Aimed at moving Thailand towards stability, prosperity and sustainability, the junta has mapped out a long-term plan – announced in the Royal Gazette yesterday – to reform 11 sectors including politics, administration, economics, judicial system, education, social, environment, public health and mass media.

There are no plans to reform the military, and the police reform was outside the scope of the 20-year national plan.

The military-sponsored charter, which was promulgated a year ago, makes it mandatory for governments after the election to implement the reform plan and failure to do so would make them liable to be impeached.

‘Constitution amendment possible’

Democrat Party leader Abhisit Vejjajiva said yesterday the reform plan and the Constitution fostering it were both impractical. While the emphasis of the reform was purportedly to help reduce corruption, he pointed out it was weak and unhelpful.

The Democrat leader said that after the election, attempts would be made to amend the Constitution.

However, he admitted that amendments would not be easy as they would also need approval from the junta-appointed Senate unless the people put pressure on them. The law on process and procedure of reform was promulgated in August last year and the authorities formed committees to draft the reform agenda for 11 sectors.

While the government claimed that the plan was made after sufficient public hearings, observers said it was very rare to see people participate in mapping out the national reform strategy over the past months.

Political reform is one of the most-watched agendas and is seen as a key element in shaping the country’s future. In the political reform plan seen yesterday, the junta blamed politicians and political factions for conflicts over the past decades. “Political groups refer their legitimacy to power from different attitudes, beliefs and interpretations of democracy,” the paper said. “Elections are not free and fair. Politicians lack ethics and morality.

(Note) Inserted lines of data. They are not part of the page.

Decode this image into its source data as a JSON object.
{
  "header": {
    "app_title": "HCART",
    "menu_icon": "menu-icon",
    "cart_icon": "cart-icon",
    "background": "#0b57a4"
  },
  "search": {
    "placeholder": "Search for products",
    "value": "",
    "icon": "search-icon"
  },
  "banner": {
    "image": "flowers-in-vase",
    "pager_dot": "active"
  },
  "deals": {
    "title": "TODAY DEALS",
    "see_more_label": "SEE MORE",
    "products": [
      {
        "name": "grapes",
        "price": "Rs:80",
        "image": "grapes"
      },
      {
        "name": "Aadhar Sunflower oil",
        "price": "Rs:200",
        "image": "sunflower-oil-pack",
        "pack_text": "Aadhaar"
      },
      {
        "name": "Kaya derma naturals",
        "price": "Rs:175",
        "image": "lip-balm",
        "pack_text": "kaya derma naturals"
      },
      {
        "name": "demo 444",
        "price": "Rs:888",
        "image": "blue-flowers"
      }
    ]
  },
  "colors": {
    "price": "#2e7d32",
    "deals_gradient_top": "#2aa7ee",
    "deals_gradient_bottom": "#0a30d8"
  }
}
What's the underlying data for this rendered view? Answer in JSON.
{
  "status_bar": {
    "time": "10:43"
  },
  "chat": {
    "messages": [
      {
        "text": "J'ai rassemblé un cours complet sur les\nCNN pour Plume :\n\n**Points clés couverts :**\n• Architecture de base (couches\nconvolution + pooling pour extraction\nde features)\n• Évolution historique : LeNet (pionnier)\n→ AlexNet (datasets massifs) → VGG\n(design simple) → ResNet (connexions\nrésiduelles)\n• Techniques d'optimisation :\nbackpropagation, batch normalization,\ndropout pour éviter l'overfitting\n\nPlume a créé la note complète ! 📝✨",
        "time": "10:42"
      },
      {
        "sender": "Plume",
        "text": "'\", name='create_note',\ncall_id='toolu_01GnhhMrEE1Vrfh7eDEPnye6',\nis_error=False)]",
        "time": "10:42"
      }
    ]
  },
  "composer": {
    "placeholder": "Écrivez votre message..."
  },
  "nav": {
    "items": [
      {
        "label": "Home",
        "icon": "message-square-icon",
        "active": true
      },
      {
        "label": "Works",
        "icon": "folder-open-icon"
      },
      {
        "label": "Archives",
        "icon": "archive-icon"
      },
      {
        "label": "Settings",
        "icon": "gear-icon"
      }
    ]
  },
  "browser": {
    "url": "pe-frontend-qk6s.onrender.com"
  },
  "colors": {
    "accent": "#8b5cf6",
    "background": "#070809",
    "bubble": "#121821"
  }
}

They do not represent the people’s interests. They are corrupt. Political parties are dominated by capitalists.”

As Western-style democracy is on the decline, eastern values would be more suitable for government, it said. “Political reform in Thailand has to be a good mixture of both Western democracy and eastern values, as well as Thai norms and culture,” it said.

The monarchy is the source of political legitimacy and the national spirit, it said, “therefore the coup-makers have to seek royal audience with the King to report the situation. The King will appoint the government leader and Cabinet to run the country.”

On the economic side, the reform embraces the “Thailand 4.0” vision of employing technology and innovation in accordance with the sufficiency economy philosophy. Pracharat – the coordination of big corporates and the bureaucracy – would be the major driving force for the economic reform, it said.

However, a new breed of young politicians who are preparing to enter the political fray in the coming election said the junta’s reform strategy was turning Thailand backward.

The chief of the newly formed Future Forward Party, Thanathorn Juangroongruangkit, said his new-generation party would scrap the junta’s strategy if it managed to win the elections and form a government. The party wants to remove all of the junta’s legacy in Thai politics and move the country towards real democracy with people’s participation, he said in an interview with The Nation.

According to the strategy, the government has to allocate Bt130 billion to implement the reform agenda within five years. While most of the budget would be spent for reforms in the bureaucracy and administration, the plan did not specify the budget for mass media and energy reform.